Dim sum to die for
There are a dizzying number of dim sum places in Richmond, but Lorna’s loved Cantonese-style Empire Seafood Restaurant ($$; 7997 Westminster Hwy.; 604/249-0080) for years. “We first started going here because the line at the famed Kirin Restaurant across the street was always too long,” she says. “Empire’s dim sum is creative, but it also gets the basics just right.”
The translucent har gow (shrimp dumpling) is elegant, with the sweet, springy bite of shrimp inside. The barbecued pork bun comes topped with a crackling sugar crust. And while dim sum dessert can be forgettable, it isn’t here: Eat the three-bite golden egg tarts while they’re still hot and quivering.
Parking lot pork
Barbecue fans, listen up: Though the location of HK B.B.Q. Master ($; cash only; 145-4651 No. 3 Rd.; 604/272-6568)—just off a superstore parking lot—seems less than promising, the Cantonese roast pork here is cooked beautifully: moist and tender, with a crisp, spice-covered exterior.
Soup to seek out
One of the key things to know about Richmond is that there’s some amazing food hiding in its big, glassy malls, including Taiwanese beef noodles—the slurpy soup swimming with housemade noodles and dense velvety bits of long-braised beef shank meat. At Chef Hung Taiwanese Beef Noodle ($; Aberdeen Centre, 2800-4151 Hazelbridge Way; 604/295-9357), Lorna likes the spicy “Champion” version. Though brick red, it’s not blindingly hot, so you can still savor the beefy, anise-scented broth. And to go with it, try the tripe, even if you’re not the tripe type—because if there’s one place on this continent to order tripe, it is Richmond, where it is chewy-tender and cooked with the utmost care.
Egg balls at the mall

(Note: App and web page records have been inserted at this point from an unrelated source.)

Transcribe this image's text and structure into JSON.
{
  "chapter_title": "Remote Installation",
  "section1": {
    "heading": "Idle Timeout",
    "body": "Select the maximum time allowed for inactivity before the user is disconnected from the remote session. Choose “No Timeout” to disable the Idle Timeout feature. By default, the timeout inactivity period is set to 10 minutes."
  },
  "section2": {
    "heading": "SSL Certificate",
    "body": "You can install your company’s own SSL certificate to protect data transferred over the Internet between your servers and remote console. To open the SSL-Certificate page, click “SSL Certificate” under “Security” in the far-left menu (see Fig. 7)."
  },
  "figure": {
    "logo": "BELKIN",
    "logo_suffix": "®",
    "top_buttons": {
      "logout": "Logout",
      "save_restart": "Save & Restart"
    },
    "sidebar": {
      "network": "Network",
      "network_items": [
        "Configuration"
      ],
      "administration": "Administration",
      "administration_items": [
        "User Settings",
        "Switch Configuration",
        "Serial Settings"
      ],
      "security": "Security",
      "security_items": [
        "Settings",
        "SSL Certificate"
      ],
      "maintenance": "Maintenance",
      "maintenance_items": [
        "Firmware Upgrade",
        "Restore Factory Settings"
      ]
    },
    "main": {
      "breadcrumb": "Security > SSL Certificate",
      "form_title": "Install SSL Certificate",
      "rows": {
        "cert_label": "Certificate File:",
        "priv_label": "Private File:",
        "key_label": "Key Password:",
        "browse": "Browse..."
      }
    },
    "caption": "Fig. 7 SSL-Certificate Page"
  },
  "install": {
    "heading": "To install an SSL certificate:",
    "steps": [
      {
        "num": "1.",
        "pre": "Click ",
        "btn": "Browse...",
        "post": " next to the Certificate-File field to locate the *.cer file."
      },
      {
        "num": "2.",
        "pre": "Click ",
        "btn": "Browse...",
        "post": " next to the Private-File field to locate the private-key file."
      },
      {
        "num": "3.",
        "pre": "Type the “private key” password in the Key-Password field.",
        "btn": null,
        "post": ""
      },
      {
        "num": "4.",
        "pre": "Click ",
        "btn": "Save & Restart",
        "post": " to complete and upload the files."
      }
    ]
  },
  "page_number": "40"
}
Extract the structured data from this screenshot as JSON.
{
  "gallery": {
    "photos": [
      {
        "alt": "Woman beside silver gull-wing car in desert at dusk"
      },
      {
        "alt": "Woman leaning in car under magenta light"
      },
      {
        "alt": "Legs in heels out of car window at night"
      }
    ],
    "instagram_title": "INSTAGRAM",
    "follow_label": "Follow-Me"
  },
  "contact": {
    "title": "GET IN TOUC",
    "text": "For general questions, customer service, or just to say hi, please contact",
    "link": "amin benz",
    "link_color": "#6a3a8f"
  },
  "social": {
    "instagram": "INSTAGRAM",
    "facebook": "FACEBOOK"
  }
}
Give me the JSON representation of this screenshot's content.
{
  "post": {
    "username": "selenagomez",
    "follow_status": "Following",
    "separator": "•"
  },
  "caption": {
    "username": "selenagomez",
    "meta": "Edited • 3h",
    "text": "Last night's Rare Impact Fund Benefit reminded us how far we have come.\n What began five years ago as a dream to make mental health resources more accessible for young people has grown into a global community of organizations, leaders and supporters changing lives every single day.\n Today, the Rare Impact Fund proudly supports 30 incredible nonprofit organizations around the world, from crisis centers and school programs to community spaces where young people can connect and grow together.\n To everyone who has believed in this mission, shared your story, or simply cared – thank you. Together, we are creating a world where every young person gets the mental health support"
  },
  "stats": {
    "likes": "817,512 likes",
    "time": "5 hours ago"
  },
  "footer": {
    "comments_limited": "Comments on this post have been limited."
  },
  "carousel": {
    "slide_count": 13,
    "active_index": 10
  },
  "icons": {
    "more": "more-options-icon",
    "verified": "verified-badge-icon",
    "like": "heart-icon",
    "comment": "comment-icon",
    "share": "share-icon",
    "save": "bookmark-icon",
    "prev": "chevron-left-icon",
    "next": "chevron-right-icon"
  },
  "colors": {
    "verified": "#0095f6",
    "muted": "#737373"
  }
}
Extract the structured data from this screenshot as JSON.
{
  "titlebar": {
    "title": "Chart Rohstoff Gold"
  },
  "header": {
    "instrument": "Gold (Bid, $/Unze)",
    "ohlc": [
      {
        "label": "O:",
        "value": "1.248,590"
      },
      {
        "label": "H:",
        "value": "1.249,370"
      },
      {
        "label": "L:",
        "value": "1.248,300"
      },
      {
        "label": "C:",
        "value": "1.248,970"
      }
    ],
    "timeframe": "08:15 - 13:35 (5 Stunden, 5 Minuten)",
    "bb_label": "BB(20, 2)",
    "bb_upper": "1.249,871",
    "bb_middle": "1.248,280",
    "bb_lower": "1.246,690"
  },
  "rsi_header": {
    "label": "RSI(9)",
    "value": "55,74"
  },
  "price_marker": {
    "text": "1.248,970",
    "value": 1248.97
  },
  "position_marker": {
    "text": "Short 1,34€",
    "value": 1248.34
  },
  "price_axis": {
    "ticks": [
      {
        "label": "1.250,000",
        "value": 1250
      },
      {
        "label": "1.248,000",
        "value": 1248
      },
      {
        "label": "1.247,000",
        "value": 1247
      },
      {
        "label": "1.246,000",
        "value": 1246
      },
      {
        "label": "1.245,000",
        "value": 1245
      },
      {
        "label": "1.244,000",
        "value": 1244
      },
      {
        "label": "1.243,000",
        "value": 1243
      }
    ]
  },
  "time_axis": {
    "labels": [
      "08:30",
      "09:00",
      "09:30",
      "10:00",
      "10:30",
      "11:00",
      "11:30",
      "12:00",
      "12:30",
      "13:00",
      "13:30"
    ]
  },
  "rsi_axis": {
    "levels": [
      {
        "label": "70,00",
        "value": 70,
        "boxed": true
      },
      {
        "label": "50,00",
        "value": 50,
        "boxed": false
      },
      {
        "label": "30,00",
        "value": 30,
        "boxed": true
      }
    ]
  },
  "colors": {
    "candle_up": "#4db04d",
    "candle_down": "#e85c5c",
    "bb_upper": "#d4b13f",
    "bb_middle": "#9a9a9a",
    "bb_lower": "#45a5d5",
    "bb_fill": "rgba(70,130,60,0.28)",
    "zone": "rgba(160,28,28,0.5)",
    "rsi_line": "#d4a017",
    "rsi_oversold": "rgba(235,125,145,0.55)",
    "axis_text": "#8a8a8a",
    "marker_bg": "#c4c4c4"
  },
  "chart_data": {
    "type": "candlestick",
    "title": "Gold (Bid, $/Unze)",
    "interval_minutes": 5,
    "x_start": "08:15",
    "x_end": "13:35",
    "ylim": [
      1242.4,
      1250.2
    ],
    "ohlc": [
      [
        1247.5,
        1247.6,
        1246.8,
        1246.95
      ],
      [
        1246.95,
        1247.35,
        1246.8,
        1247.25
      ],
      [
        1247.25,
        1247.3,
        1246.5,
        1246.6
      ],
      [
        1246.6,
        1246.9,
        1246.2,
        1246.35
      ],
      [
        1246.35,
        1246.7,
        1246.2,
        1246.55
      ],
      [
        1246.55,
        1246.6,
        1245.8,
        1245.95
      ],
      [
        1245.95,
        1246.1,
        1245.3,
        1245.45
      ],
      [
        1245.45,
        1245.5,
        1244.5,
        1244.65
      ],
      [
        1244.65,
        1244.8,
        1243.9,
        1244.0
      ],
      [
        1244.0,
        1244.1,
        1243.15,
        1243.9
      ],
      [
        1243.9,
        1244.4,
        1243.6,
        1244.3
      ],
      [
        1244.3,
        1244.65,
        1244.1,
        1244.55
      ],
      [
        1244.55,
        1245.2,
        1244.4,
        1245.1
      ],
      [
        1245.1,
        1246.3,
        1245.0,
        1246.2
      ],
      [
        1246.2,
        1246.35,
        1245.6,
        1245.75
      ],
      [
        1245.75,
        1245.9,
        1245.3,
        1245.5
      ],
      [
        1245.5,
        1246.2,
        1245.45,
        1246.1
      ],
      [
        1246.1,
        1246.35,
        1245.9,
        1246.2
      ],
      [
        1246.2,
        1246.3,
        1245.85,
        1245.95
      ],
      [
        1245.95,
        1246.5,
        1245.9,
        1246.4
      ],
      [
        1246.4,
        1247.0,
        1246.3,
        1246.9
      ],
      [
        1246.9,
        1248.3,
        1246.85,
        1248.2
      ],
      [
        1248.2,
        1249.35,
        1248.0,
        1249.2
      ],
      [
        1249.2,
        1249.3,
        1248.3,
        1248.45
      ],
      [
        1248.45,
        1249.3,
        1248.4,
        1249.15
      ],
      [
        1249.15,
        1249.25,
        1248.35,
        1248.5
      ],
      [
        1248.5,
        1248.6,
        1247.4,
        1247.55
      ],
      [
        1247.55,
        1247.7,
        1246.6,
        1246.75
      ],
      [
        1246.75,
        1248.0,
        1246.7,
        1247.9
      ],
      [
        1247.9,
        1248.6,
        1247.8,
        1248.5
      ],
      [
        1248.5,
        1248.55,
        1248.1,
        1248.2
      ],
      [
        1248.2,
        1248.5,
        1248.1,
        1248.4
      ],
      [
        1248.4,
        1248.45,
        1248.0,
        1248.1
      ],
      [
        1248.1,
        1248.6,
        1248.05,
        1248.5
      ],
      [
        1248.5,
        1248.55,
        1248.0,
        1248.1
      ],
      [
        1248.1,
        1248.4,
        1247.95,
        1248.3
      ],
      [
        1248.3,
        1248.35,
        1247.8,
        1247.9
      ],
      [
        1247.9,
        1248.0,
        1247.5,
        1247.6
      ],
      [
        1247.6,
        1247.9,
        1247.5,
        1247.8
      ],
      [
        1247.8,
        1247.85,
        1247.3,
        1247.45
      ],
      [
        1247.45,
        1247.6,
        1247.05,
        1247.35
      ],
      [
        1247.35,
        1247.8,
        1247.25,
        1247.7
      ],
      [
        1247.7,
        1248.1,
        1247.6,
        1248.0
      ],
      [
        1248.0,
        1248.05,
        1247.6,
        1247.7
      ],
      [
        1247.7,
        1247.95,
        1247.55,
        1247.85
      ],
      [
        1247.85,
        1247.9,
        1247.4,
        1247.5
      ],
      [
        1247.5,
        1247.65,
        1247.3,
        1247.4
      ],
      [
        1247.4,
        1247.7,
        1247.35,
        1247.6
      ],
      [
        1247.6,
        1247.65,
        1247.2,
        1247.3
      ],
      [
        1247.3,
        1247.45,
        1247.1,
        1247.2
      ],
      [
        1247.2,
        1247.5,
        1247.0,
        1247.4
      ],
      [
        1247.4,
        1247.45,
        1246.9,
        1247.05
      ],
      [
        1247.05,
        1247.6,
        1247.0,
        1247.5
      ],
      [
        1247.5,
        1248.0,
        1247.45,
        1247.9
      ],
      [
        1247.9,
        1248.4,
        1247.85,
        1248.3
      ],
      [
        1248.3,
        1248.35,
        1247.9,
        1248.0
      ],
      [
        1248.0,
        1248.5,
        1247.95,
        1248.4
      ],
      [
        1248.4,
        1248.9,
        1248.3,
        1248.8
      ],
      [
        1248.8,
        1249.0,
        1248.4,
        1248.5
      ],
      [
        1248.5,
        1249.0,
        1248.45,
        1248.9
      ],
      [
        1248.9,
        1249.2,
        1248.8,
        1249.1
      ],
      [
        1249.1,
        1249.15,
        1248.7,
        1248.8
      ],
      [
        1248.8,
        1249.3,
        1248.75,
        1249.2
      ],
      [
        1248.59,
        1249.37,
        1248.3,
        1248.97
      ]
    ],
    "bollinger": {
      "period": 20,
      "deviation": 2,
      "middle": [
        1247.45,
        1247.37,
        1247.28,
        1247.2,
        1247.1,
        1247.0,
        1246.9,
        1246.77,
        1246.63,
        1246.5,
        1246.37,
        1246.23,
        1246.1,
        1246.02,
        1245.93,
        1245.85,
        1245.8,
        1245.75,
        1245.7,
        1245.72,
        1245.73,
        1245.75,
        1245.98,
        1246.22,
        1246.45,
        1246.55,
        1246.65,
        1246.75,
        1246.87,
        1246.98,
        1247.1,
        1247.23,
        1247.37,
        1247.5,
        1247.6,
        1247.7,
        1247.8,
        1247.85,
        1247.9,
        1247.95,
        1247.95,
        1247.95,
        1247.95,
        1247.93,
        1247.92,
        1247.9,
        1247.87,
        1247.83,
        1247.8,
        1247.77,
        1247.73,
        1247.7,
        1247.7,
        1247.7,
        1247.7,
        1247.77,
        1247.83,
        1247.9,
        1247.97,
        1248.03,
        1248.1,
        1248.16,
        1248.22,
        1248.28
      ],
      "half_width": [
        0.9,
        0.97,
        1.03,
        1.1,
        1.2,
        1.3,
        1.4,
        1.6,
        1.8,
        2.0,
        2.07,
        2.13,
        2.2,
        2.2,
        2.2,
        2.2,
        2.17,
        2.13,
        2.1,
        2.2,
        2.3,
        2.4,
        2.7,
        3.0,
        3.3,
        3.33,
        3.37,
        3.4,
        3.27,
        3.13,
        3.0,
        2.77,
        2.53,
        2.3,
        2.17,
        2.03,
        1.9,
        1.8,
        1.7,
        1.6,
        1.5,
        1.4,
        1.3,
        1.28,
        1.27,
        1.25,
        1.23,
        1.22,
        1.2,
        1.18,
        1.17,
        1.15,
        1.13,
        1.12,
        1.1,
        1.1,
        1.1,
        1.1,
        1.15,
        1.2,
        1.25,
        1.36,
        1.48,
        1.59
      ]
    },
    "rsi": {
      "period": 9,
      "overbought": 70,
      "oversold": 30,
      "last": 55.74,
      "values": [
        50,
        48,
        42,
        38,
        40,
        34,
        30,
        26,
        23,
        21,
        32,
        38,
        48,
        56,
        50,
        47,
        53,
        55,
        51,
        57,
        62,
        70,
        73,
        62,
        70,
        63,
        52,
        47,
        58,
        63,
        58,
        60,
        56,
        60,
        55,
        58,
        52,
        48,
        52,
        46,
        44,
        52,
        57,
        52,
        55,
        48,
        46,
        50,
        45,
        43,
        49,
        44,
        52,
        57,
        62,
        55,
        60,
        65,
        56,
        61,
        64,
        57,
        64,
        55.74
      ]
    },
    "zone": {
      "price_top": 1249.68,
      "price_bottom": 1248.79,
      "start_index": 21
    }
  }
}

Most Richmond malls have food courts, and each one has a couple of standout vendors selling home-style dishes like sand-pot rice. One of Lorna’s favorites is the egg ball stand at Tim’s Dessert House ($; cash only; 3250-4151 Hazelbridge Way; 604/821-1848), just upstairs from Chef Hung. Egg balls are baked in a rounded waffle iron–like device, and what emerges looks like giant golden bubble wrap. You must eat it immediately to savor the contrast between its crisp exterior and its steamy, moist interior.
Richmond’s Summer Night Market, a gathering of food-stall vendors selling skewered meats and deep-fried delights, ends in late September. But tiny Taiwanese Sunway Restaurant ($; cash only; 1300-4540 No. 3 Rd.; 778/297-4363) does a better-crafted version of such late-night, finger-licking food. The “night market–style” menu has a green-onion beef roll, wildly satisfying and wrapped in a flaky savory pancake.
Where to stay
The diversity Richmond has in restaurants, it lacks in lodging. We like the new Westin Wall Centre, Vancouver Airport (from $139; 604/303-6565), because it’s a quick walk to the SkyTrain station, which whisks you to the major Richmond malls. And there’s a gym and pool, which, after eating your way through town, might come in handy.
If you prefer more stylish digs, stay in Vancouver, where you’ve got the Opus, Shangri-La, and revamped Four Seasons, for starters.